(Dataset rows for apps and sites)
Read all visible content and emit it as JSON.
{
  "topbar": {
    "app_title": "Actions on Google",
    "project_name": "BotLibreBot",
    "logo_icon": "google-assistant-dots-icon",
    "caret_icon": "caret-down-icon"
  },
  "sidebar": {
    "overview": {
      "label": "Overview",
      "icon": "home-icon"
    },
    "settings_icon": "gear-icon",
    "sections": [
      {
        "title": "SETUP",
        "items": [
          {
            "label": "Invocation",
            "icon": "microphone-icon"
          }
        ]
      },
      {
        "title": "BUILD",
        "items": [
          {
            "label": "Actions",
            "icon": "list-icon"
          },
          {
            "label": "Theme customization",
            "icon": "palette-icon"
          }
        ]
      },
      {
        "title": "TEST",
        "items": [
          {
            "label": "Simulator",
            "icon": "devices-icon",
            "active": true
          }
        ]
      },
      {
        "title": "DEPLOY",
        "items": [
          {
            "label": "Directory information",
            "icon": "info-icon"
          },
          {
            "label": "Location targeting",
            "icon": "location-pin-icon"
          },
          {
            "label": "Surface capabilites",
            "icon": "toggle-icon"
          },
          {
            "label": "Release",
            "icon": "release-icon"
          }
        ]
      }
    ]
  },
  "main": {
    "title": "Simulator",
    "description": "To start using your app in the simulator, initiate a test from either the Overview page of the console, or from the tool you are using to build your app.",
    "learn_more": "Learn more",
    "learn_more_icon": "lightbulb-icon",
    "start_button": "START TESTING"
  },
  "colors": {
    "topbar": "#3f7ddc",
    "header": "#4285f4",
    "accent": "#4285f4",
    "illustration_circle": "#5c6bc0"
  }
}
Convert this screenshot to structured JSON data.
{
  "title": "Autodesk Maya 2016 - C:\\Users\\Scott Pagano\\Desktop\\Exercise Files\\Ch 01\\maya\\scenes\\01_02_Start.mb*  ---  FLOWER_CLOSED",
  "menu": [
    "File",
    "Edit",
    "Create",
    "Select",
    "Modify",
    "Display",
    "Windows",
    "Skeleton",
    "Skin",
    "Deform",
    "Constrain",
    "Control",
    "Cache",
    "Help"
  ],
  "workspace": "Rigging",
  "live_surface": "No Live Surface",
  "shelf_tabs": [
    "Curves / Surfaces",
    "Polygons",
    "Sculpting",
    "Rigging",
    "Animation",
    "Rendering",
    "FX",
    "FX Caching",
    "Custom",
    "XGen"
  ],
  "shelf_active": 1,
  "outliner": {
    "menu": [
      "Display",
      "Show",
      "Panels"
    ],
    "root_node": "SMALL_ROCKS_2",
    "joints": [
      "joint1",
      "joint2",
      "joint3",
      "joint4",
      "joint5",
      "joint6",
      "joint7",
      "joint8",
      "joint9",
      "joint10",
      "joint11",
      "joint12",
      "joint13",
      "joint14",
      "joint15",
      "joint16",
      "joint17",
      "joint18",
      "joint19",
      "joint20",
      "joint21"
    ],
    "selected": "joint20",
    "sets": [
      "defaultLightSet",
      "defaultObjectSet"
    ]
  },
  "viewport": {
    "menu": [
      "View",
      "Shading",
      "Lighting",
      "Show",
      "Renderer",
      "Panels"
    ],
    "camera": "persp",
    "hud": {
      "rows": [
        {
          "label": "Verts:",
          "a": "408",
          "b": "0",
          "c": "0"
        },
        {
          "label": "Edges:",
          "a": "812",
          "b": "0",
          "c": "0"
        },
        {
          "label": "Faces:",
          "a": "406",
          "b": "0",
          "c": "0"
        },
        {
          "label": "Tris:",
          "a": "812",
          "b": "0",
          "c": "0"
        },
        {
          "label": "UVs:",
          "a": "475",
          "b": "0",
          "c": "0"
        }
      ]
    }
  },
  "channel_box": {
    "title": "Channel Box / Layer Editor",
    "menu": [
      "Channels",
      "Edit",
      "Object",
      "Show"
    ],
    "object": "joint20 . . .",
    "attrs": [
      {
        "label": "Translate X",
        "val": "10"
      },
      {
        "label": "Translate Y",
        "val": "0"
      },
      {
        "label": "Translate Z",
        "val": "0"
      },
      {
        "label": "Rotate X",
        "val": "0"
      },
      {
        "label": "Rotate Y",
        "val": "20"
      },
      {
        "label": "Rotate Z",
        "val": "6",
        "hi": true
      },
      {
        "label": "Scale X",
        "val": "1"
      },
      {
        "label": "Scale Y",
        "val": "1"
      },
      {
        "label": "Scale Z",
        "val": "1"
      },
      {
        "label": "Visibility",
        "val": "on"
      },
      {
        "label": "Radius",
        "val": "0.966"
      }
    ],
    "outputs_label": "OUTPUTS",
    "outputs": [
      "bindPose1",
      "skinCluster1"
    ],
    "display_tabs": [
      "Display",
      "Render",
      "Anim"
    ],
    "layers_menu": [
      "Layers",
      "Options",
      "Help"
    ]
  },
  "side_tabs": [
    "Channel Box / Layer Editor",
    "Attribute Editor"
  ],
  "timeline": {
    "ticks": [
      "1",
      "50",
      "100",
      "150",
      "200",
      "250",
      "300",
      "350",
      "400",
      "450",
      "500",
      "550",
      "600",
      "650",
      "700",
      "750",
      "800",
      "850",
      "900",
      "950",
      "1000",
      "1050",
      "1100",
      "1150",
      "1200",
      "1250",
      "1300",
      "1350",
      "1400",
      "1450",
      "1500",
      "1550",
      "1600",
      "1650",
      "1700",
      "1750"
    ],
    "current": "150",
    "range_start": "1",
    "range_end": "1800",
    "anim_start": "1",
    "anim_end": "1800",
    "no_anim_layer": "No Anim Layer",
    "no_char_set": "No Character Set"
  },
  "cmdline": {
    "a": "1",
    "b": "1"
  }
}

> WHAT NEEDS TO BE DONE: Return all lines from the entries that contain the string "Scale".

> ANSWER AREA:
        "label": "Scale X",
        "label": "Scale Y",
        "label": "Scale Z",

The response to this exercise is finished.